## TASK GOAL
All records are to be reproduced verbatim, with images omitted.

(Items listed in a dataset)

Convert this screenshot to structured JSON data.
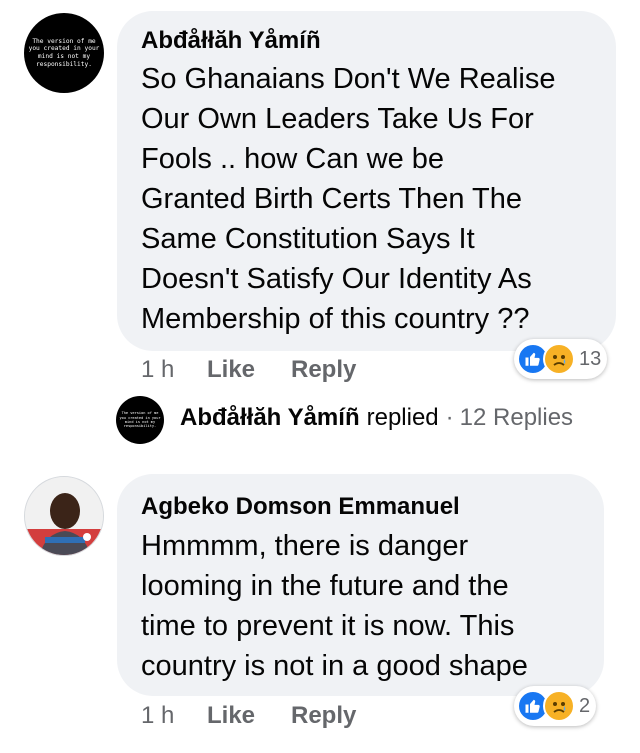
{
  "comments": [
    {
      "author": "Abđåłłăh Yåmíñ",
      "avatar_text": [
        "The version of me",
        "you created in your",
        "mind is not my",
        "responsibility."
      ],
      "body": "So Ghanaians Don't We Realise\nOur Own Leaders Take Us For\nFools .. how Can we be\nGranted Birth Certs Then The\nSame Constitution Says It\nDoesn't Satisfy Our Identity As\nMembership of this country ??",
      "time": "1 h",
      "like_label": "Like",
      "reply_label": "Reply",
      "reaction_count": "13",
      "reactions": [
        "like-icon",
        "sad-icon"
      ]
    },
    {
      "author": "Agbeko Domson Emmanuel",
      "body": "Hmmmm, there is danger\nlooming in the future and the\ntime to prevent it is now. This\ncountry is not in a good shape",
      "time": "1 h",
      "like_label": "Like",
      "reply_label": "Reply",
      "reaction_count": "2",
      "reactions": [
        "like-icon",
        "sad-icon"
      ]
    }
  ],
  "replies_summary": {
    "name": "Abđåłłăh Yåmíñ",
    "action": "replied",
    "separator": "·",
    "count_label": "12 Replies",
    "avatar_text": [
      "The version of me",
      "you created in your",
      "mind is not my",
      "responsibility."
    ]
  },
  "colors": {
    "like_blue": "#1877f2",
    "sad_yellow": "#f7b125",
    "meta_gray": "#65676b",
    "bubble_gray": "#f0f2f5"
  }
}
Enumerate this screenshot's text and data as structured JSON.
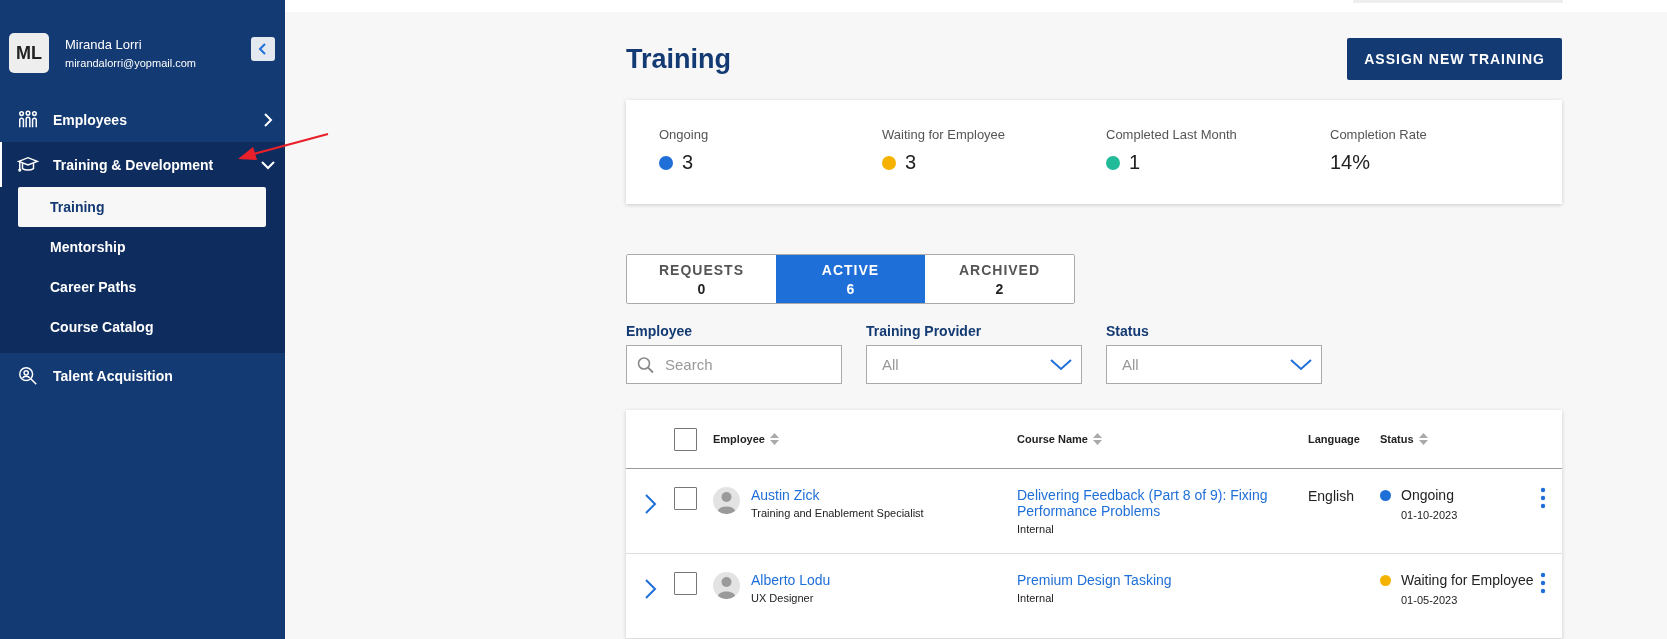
{
  "user": {
    "initials": "ML",
    "name": "Miranda Lorri",
    "email": "mirandalorri@yopmail.com"
  },
  "nav": [
    {
      "label": "Employees",
      "expanded": false
    },
    {
      "label": "Training & Development",
      "expanded": true,
      "children": [
        {
          "label": "Training",
          "selected": true
        },
        {
          "label": "Mentorship",
          "selected": false
        },
        {
          "label": "Career Paths",
          "selected": false
        },
        {
          "label": "Course Catalog",
          "selected": false
        }
      ]
    },
    {
      "label": "Talent Acquisition"
    }
  ],
  "page": {
    "title": "Training",
    "action": "ASSIGN NEW TRAINING"
  },
  "stats": [
    {
      "label": "Ongoing",
      "value": "3",
      "color": "#1f6fd8"
    },
    {
      "label": "Waiting for Employee",
      "value": "3",
      "color": "#f5b300"
    },
    {
      "label": "Completed Last Month",
      "value": "1",
      "color": "#22bb99"
    },
    {
      "label": "Completion Rate",
      "value": "14%"
    }
  ],
  "tabs": [
    {
      "label": "REQUESTS",
      "count": "0",
      "selected": false
    },
    {
      "label": "ACTIVE",
      "count": "6",
      "selected": true
    },
    {
      "label": "ARCHIVED",
      "count": "2",
      "selected": false
    }
  ],
  "filters": [
    {
      "kind": "search",
      "label": "Employee",
      "placeholder": "Search"
    },
    {
      "kind": "select",
      "label": "Training Provider",
      "placeholder": "All"
    },
    {
      "kind": "select",
      "label": "Status",
      "placeholder": "All"
    }
  ],
  "table": {
    "all_checked": false,
    "columns": [
      {
        "label": "Employee",
        "sortable": true
      },
      {
        "label": "Course Name",
        "sortable": true
      },
      {
        "label": "Language",
        "sortable": false
      },
      {
        "label": "Status",
        "sortable": true
      }
    ],
    "rows": [
      {
        "employee": "Austin Zick",
        "role": "Training and Enablement Specialist",
        "course": "Delivering Feedback (Part 8 of 9): Fixing Performance Problems",
        "provider": "Internal",
        "language": "English",
        "status": "Ongoing",
        "color": "#1f6fd8",
        "date": "01-10-2023",
        "checked": false
      },
      {
        "employee": "Alberto Lodu",
        "role": "UX Designer",
        "course": "Premium Design Tasking",
        "provider": "Internal",
        "status": "Waiting for Employee",
        "color": "#f5b300",
        "date": "01-05-2023",
        "checked": false
      }
    ]
  }
}
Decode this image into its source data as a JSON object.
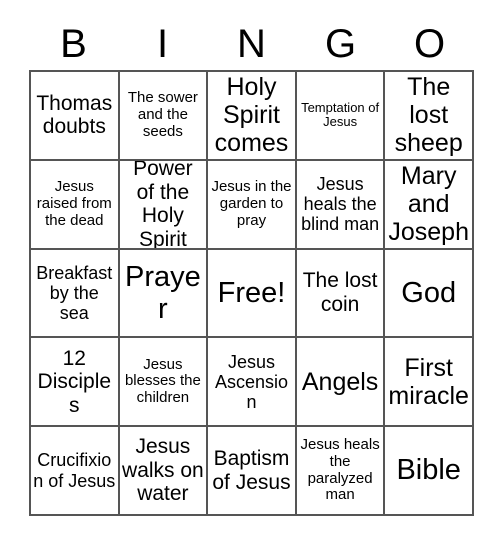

## OUTPUT OF THE TASK
Convert this screenshot to structured JSON data.
{
  "comments": [
    {
      "author": "Abđåłłăh Yåmíñ",
      "avatar_text": [
        "The version of me",
        "you created in your",
        "mind is not my",
        "responsibility."
      ],
      "body": "So Ghanaians Don't We Realise\nOur Own Leaders Take Us For\nFools .. how Can we be\nGranted Birth Certs Then The\nSame Constitution Says It\nDoesn't Satisfy Our Identity As\nMembership of this country ??",
      "time": "1 h",
      "like_label": "Like",
      "reply_label": "Reply",
      "reaction_count": "13",
      "reactions": [
        "like-icon",
        "sad-icon"
      ]
    },
    {
      "author": "Agbeko Domson Emmanuel",
      "body": "Hmmmm, there is danger\nlooming in the future and the\ntime to prevent it is now. This\ncountry is not in a good shape",
      "time": "1 h",
      "like_label": "Like",
      "reply_label": "Reply",
      "reaction_count": "2",
      "reactions": [
        "like-icon",
        "sad-icon"
      ]
    }
  ],
  "replies_summary": {
    "name": "Abđåłłăh Yåmíñ",
    "action": "replied",
    "separator": "·",
    "count_label": "12 Replies",
    "avatar_text": [
      "The version of me",
      "you created in your",
      "mind is not my",
      "responsibility."
    ]
  },
  "colors": {
    "like_blue": "#1877f2",
    "sad_yellow": "#f7b125",
    "meta_gray": "#65676b",
    "bubble_gray": "#f0f2f5"
  }
}
Enumerate this screenshot's text and data as structured JSON.
{
  "user": {
    "initials": "ML",
    "name": "Miranda Lorri",
    "email": "mirandalorri@yopmail.com"
  },
  "nav": [
    {
      "label": "Employees",
      "expanded": false
    },
    {
      "label": "Training & Development",
      "expanded": true,
      "children": [
        {
          "label": "Training",
          "selected": true
        },
        {
          "label": "Mentorship",
          "selected": false
        },
        {
          "label": "Career Paths",
          "selected": false
        },
        {
          "label": "Course Catalog",
          "selected": false
        }
      ]
    },
    {
      "label": "Talent Acquisition"
    }
  ],
  "page": {
    "title": "Training",
    "action": "ASSIGN NEW TRAINING"
  },
  "stats": [
    {
      "label": "Ongoing",
      "value": "3",
      "color": "#1f6fd8"
    },
    {
      "label": "Waiting for Employee",
      "value": "3",
      "color": "#f5b300"
    },
    {
      "label": "Completed Last Month",
      "value": "1",
      "color": "#22bb99"
    },
    {
      "label": "Completion Rate",
      "value": "14%"
    }
  ],
  "tabs": [
    {
      "label": "REQUESTS",
      "count": "0",
      "selected": false
    },
    {
      "label": "ACTIVE",
      "count": "6",
      "selected": true
    },
    {
      "label": "ARCHIVED",
      "count": "2",
      "selected": false
    }
  ],
  "filters": [
    {
      "kind": "search",
      "label": "Employee",
      "placeholder": "Search"
    },
    {
      "kind": "select",
      "label": "Training Provider",
      "placeholder": "All"
    },
    {
      "kind": "select",
      "label": "Status",
      "placeholder": "All"
    }
  ],
  "table": {
    "all_checked": false,
    "columns": [
      {
        "label": "Employee",
        "sortable": true
      },
      {
        "label": "Course Name",
        "sortable": true
      },
      {
        "label": "Language",
        "sortable": false
      },
      {
        "label": "Status",
        "sortable": true
      }
    ],
    "rows": [
      {
        "employee": "Austin Zick",
        "role": "Training and Enablement Specialist",
        "course": "Delivering Feedback (Part 8 of 9): Fixing Performance Problems",
        "provider": "Internal",
        "language": "English",
        "status": "Ongoing",
        "color": "#1f6fd8",
        "date": "01-10-2023",
        "checked": false
      },
      {
        "employee": "Alberto Lodu",
        "role": "UX Designer",
        "course": "Premium Design Tasking",
        "provider": "Internal",
        "status": "Waiting for Employee",
        "color": "#f5b300",
        "date": "01-05-2023",
        "checked": false
      }
    ]
  }
}
Decode this image into its source data as a JSON object.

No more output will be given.